Have you ever been to a concert where the performance gave you chills, made your hair stand on end, or even brought you to tears? There are many things that have to line up musically in order for this to happen.
Firstly, the composer has to write the piece well. Hopefully the piece is written well technically, but the musicality of the piece is key to the emotional reaction. Next, the performer has to be able to play the piece accurately. But again, the musicality of the musician will bring the piece from mediocrity to excellence. Lastly, the audience has to be open and receptive to the music.
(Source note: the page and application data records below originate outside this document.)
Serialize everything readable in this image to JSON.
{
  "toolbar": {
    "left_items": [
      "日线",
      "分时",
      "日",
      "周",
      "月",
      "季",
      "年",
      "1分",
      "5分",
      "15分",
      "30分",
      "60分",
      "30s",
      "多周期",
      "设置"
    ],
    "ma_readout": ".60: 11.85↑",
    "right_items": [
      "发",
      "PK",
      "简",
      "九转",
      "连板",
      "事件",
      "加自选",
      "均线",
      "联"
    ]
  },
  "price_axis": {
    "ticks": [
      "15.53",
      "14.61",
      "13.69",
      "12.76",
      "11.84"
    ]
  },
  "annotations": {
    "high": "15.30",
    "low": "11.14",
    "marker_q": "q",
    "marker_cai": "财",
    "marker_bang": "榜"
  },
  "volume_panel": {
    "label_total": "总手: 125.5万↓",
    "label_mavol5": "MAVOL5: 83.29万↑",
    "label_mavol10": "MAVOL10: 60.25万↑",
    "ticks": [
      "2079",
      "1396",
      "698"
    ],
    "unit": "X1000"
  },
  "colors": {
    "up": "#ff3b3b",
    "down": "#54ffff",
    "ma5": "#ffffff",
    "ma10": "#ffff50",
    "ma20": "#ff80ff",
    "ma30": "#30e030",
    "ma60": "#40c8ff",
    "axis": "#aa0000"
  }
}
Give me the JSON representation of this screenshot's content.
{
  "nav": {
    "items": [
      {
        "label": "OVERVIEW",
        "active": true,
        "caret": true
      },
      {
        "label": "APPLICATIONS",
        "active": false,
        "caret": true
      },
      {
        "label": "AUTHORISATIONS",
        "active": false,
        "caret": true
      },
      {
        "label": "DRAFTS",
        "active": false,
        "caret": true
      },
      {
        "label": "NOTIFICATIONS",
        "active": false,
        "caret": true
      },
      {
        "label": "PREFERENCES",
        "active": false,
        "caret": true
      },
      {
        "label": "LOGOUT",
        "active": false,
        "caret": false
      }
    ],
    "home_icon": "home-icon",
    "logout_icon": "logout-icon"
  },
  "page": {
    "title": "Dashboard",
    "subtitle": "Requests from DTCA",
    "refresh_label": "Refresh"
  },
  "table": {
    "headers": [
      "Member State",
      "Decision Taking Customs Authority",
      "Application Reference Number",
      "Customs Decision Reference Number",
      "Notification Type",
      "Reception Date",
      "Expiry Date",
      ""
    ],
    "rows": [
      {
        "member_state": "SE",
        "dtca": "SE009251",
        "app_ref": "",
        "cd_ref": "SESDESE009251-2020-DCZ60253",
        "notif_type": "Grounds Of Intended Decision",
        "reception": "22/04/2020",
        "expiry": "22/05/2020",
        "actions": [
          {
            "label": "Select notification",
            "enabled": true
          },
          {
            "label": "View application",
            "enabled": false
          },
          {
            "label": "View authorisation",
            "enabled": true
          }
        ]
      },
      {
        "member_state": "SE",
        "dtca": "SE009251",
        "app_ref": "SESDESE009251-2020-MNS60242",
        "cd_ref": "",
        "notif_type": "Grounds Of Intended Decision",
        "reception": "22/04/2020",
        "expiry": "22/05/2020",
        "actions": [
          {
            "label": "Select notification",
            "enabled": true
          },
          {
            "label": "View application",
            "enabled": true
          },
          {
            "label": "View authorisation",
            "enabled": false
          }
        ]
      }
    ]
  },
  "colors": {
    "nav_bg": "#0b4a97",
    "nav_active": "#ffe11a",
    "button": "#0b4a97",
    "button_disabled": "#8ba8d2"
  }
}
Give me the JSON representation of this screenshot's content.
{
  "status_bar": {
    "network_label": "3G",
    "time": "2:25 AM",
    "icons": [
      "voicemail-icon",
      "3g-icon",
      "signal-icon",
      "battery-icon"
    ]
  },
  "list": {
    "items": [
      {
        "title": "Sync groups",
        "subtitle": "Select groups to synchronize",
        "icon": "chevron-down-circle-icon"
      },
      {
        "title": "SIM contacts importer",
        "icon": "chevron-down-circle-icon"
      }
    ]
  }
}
Musicality is the emotional interpretation of the music, and shaping is an extremely important facet in bringing life to the music. Shaping is what makes the music feel like it is going somewhere. The composer can shape the music with orchestration, texture, range, melodic line, tempo changes, and by writing in dynamics and articulations. The performers must follow the directions in the score and artfully add their own interpretations to bring the piece to the next level.
Sometimes, especially in a long piece of music, it can be difficult to see the overall shape of the music. Young musicians especially have a hard time figuring out where the climax of the piece is or when to play timid and quiet or deliberate and bold. Composers also may have a hard time figuring out where their piece is going or whether there is a direction in their music.
One particularly good way to visualize the music is to make a music map. I learned this in my first real composition lesson when I was going to visit colleges to attend, and it still helps by composition process today. It is very helpful for composing, but it can also be a great tactic for teaching musicality.
It is quite simple; it works like a graph. Intensity is on the left and time runs along the bottom. Dots are placed at a certain level of intensity, which is determined by dynamic level, texture, and other possible musical aspects. For example, if a single instrument is playing pianissimo, the dot will be toward the bottom of the page, and if the entire orchestra is playing a fortissimo, the dot will be at the top of the page. When all the dots are placed along the duration of the piece, connect them with a line, and this will show the shape of the entire piece.
Here is an example using a short piece I wrote for solo unaccompanied violin. This is a highly emotional piece inspired by Romani music. In the music map, you can see the dramatic changes in emotion, the clear climax, and the overall shape of the piece. Follow along with the recording.
Find the other two Romani Caprices available to listen for free on sound cloud.
by Anna Brake, composer and author of Music Trends of the 21st Century, available now on amazon.